[SOURCE RECORDS]

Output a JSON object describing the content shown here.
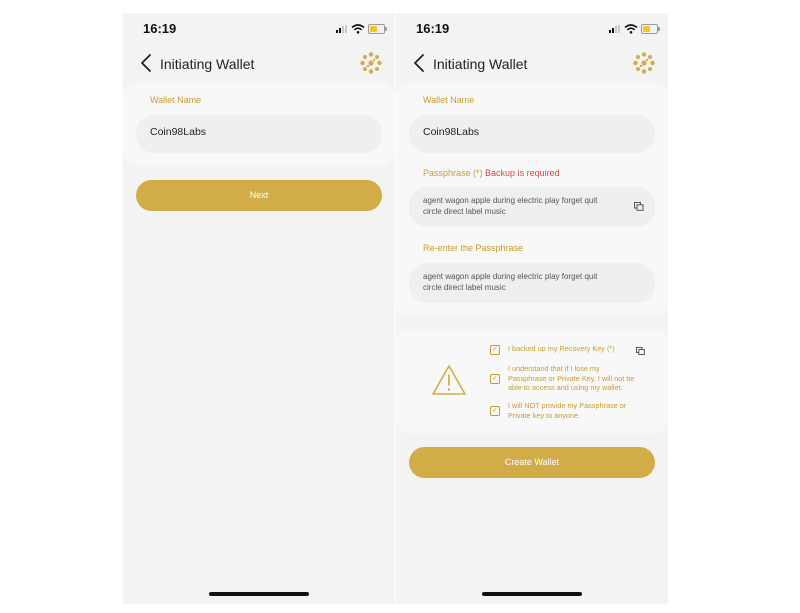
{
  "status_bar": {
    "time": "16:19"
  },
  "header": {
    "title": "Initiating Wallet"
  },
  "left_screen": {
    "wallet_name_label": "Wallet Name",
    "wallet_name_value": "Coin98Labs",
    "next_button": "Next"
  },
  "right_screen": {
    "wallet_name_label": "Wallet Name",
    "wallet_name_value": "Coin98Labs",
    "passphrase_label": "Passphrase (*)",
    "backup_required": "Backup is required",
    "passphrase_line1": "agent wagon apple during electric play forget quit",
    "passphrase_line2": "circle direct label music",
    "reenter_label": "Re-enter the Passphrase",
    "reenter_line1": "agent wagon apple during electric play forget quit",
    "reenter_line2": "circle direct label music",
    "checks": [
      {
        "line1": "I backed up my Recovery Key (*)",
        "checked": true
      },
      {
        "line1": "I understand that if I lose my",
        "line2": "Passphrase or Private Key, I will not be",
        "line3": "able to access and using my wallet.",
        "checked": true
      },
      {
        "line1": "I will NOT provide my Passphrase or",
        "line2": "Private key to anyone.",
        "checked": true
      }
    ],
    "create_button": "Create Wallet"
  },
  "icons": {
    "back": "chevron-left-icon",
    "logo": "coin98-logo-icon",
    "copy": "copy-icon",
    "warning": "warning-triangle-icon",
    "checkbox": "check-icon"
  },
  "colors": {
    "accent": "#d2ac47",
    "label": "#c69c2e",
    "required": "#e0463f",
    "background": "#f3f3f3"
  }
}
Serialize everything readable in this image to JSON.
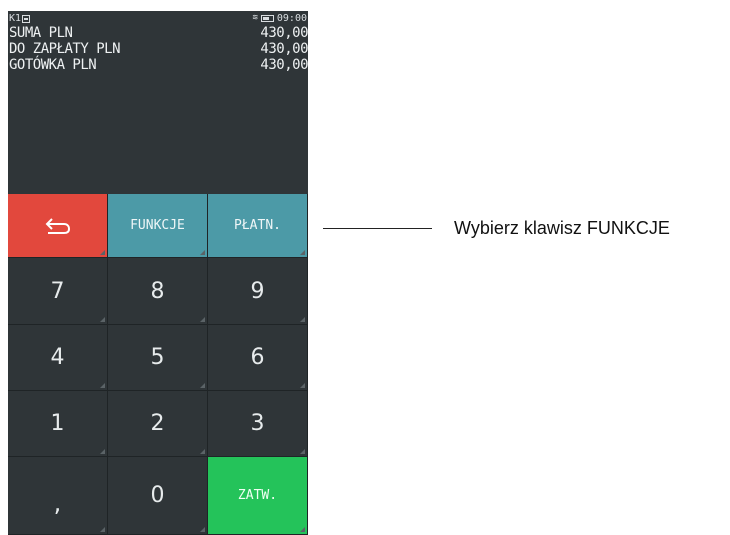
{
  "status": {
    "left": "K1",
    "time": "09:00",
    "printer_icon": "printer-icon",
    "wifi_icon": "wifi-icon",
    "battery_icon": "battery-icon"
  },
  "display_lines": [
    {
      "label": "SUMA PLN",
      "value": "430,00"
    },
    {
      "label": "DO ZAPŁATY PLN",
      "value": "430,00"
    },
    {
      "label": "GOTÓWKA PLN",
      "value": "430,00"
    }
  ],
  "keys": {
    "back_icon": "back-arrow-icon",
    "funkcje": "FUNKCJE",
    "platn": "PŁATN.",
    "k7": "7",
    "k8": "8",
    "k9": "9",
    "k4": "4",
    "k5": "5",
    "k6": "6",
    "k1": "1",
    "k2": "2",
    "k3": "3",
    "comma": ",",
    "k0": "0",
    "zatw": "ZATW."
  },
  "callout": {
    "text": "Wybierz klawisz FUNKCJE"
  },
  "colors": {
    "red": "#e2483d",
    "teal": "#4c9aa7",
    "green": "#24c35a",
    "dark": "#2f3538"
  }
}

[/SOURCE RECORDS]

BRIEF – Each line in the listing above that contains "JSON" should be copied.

SOLUTION –
Output a JSON object describing the content shown here.
Serialize everything readable in this image to JSON.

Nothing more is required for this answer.